The town has a thriving port and a daily ferry service to Ibiza and the other Balearic Islands. Denia is famous for its fiestas, the main ones being in March and July. In March, the Bonfire Festival is celebrated by lighting vast paper mache statues (known as fallas) in the town. In July there is the Bous a la Mar festival which literally means Bulls at the Sea. The festival culminates in the bulls being run into the sea by those brave enough to fight them in the ring.

Denia is very popular with tourists and is home to some wonderful seafood restaurants and has a rich and varied nightlife.



Moraira is a few miles south of Javea and was originally a small fishing village. However, with its 8km of coastline and its backdrop of mountains and vineyards, the area soon became an established tourist destination.

There is still an active fishing industry in the town and its fish market is one of the most renowned in the Costa Blanca. As with neighbouring Javea, strict planning laws have ensured that no high rise buildings exist and it still retains much of its charm. The areas of San Jaime and El Portet are favoured areas for villas and apartments.


Jalon Valley

If it’s views and scenery you’re looking for then head inland from Javea to the Jalon Valley where you’ll find some of the most spectacular scenery in the whole of Spain. The area is famous for its vast landscape of mountains, almond and orange groves and the seemingly remote villages of Jalon, Alcalali and Lliber.

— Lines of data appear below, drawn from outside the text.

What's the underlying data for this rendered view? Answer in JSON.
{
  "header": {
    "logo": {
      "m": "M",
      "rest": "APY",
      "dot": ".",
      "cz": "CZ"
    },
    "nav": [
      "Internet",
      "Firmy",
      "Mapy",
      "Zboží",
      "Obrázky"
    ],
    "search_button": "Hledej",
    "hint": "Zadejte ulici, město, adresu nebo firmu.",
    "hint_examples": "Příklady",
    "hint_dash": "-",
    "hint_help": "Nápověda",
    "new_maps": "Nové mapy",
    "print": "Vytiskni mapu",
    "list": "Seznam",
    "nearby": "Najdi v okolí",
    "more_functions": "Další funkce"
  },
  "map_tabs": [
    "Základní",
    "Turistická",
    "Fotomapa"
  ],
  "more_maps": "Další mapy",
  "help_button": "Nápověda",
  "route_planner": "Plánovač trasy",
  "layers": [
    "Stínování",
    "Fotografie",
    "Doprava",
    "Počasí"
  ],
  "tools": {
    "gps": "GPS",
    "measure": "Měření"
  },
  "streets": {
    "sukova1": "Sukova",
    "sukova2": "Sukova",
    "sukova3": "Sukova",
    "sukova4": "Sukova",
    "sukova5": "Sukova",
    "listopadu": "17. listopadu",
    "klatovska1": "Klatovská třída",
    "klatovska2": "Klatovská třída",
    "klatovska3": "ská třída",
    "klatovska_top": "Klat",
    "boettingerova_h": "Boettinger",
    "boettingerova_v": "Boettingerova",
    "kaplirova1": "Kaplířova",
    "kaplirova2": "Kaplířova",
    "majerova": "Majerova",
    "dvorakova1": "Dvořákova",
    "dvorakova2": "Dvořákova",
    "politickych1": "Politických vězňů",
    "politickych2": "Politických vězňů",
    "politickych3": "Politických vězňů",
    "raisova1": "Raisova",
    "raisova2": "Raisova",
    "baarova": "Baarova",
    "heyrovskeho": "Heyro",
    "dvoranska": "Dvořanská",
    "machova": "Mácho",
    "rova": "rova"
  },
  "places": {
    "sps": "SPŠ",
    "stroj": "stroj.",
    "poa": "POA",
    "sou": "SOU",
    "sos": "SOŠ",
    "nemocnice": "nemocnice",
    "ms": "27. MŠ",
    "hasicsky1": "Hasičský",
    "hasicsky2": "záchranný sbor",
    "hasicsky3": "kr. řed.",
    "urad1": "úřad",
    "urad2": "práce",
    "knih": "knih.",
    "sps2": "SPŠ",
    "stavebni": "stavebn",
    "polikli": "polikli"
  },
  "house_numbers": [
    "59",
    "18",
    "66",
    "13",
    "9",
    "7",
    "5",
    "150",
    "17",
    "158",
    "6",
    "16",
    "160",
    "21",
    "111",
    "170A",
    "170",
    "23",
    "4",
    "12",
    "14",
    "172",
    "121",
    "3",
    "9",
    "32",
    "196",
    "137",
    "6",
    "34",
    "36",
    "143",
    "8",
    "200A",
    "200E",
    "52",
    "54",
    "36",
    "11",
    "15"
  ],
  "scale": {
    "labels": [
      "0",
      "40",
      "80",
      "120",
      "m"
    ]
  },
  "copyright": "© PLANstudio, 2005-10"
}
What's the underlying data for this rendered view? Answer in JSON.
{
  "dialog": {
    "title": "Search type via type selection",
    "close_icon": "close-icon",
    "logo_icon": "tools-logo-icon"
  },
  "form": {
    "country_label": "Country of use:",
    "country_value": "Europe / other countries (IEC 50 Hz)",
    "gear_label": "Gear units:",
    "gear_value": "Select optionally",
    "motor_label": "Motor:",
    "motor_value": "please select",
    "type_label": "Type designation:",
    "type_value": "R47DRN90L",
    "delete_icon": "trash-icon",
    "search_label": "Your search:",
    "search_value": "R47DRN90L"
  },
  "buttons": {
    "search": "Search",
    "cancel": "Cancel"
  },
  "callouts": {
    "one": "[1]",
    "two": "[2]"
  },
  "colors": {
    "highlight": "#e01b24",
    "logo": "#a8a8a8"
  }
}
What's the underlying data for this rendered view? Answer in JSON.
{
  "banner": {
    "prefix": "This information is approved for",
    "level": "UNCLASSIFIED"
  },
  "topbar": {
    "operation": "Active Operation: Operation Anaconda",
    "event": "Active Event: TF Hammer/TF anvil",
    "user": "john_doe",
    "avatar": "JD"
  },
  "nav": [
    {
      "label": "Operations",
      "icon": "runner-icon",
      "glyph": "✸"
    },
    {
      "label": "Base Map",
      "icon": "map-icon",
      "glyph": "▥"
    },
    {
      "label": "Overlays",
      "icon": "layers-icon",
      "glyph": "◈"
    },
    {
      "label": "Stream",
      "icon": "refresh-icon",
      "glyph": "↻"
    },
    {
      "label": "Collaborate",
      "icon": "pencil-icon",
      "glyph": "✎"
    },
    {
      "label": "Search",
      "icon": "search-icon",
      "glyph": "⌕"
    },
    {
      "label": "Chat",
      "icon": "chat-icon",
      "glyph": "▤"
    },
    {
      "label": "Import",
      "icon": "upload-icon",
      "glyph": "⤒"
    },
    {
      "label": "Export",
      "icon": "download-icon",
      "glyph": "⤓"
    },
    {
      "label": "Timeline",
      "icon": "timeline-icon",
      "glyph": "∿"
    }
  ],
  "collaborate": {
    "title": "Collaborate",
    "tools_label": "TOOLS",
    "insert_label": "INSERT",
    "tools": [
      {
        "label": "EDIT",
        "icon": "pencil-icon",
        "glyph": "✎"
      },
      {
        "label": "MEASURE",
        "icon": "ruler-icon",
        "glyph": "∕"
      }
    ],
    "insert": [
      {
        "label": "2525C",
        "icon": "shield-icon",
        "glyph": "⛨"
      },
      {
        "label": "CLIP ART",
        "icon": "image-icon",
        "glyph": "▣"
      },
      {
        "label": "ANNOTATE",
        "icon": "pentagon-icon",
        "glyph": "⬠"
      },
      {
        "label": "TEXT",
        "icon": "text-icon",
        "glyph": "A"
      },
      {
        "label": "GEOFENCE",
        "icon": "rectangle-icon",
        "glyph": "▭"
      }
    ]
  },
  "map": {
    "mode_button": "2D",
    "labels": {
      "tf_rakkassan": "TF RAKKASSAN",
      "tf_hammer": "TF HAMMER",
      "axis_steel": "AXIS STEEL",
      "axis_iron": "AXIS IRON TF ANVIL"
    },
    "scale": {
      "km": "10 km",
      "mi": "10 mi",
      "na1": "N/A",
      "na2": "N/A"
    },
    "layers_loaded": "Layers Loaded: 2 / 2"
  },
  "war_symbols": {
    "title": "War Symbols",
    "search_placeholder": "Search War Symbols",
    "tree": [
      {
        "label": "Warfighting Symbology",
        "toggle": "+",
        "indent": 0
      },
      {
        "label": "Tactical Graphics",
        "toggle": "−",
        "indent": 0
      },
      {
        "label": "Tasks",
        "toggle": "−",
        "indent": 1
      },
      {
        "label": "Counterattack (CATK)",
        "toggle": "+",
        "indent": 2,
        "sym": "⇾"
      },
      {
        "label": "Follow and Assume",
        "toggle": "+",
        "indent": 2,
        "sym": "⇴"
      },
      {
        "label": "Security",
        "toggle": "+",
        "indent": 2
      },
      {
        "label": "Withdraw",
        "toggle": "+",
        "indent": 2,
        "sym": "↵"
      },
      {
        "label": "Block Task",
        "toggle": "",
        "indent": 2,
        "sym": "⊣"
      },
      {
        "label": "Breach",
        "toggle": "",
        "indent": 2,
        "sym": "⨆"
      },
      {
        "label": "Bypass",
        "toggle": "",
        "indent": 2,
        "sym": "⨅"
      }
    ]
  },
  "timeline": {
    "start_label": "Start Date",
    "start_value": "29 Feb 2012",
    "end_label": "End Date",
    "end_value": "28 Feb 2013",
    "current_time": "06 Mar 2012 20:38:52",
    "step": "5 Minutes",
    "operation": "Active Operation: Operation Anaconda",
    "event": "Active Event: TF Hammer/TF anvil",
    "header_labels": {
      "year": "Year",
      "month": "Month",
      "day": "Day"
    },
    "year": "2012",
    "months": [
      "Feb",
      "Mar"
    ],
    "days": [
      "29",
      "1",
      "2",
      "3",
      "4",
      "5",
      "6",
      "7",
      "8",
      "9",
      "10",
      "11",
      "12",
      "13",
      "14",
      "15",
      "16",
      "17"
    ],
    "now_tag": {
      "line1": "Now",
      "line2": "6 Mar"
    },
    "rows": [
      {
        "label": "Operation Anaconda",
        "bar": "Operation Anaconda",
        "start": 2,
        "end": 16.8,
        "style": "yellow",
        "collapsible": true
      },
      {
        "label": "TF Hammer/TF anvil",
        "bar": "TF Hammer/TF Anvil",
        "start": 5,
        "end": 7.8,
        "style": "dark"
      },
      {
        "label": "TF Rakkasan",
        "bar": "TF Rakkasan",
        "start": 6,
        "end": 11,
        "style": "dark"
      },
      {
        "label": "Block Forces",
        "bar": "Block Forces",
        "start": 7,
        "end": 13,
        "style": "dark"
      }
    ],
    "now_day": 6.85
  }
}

If you’re lucky enough to visit the area in February then you’ll be treated to a spectacular display of almond blossom which truly has to be seen to be believed. The area maintains its very local Spanish feel but there are many villas and apartments in the area, both for sale and to rent. So, if you’re looking to live or holiday in somewhere that has a more tranquil feel to it, it’s worth looking at properties in Jalon Valley.